* **Your goal**
Determine the count of lines containing "object" in the entries below and return only that figure.

━━━━━ Materials provided ━━━━━

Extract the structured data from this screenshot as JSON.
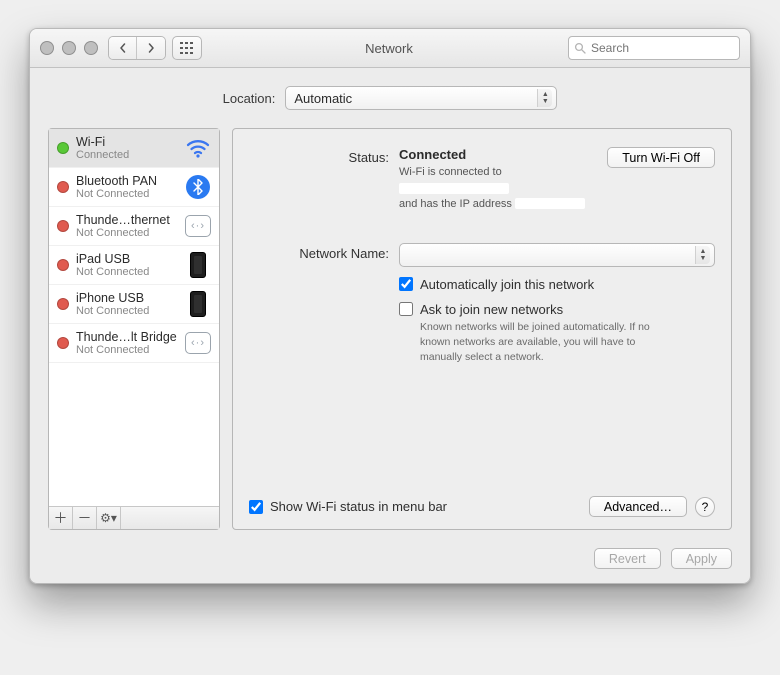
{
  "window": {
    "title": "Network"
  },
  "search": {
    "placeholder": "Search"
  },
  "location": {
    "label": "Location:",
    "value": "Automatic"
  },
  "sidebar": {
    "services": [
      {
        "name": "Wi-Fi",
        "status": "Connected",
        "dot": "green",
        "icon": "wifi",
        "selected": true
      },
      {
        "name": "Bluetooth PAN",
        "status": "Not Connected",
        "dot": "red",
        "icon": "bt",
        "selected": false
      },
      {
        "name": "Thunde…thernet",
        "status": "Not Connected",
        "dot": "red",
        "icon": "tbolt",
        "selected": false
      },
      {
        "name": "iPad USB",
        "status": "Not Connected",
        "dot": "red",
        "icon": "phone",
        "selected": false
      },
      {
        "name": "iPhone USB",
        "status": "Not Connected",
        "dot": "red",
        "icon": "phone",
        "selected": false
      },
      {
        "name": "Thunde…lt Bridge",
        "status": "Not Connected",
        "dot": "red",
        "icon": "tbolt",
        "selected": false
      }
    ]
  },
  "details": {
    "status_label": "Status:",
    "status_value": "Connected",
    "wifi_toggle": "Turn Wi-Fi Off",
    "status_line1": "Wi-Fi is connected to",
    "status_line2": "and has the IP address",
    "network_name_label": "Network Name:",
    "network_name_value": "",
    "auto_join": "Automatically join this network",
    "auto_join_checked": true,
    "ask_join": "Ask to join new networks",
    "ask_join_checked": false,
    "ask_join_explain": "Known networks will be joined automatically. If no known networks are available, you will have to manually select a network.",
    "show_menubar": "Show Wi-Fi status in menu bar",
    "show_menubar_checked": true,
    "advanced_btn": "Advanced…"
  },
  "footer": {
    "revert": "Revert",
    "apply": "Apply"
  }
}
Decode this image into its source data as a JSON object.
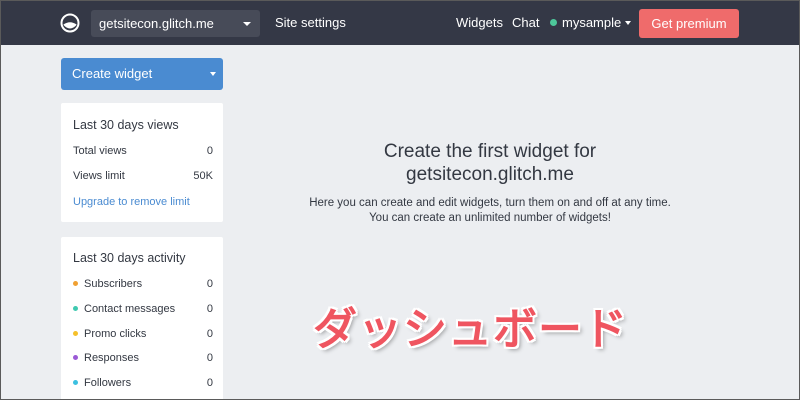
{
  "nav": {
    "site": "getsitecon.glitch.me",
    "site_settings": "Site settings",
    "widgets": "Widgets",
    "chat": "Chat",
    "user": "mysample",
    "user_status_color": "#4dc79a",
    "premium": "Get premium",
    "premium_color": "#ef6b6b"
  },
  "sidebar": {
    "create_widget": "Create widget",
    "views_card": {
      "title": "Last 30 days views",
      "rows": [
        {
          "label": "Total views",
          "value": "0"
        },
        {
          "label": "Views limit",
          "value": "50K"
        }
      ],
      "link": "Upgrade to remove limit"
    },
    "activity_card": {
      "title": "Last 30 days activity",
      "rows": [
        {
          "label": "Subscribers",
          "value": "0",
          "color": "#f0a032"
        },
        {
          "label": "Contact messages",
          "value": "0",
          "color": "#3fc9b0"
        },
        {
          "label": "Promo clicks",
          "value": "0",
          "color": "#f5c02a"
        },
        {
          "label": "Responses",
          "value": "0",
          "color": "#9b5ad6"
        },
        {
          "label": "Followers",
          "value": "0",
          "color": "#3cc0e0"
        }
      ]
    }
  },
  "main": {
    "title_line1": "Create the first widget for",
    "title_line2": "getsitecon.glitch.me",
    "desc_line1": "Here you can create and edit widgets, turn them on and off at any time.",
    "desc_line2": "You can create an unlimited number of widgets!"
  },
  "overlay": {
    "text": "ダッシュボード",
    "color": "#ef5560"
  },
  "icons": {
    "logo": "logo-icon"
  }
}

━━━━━
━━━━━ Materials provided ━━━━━

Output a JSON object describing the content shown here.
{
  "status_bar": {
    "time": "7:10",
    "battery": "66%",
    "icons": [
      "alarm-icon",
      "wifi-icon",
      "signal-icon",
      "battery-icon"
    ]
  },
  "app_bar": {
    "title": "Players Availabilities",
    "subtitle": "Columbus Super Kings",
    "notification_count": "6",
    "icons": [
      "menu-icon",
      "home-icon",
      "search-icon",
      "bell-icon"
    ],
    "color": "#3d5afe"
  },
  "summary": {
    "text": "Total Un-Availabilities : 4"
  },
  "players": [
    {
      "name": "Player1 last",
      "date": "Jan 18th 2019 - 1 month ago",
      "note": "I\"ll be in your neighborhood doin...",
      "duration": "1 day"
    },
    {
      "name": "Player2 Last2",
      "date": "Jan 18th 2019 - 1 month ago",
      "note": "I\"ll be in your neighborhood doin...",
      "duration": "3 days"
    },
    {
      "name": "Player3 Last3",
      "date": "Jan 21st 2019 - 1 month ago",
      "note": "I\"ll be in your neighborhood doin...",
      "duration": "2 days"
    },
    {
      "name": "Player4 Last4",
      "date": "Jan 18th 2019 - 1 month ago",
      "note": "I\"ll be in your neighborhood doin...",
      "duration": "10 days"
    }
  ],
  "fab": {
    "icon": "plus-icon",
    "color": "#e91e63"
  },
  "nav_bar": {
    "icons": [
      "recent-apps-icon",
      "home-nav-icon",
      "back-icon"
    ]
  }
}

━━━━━

* **Response below**
2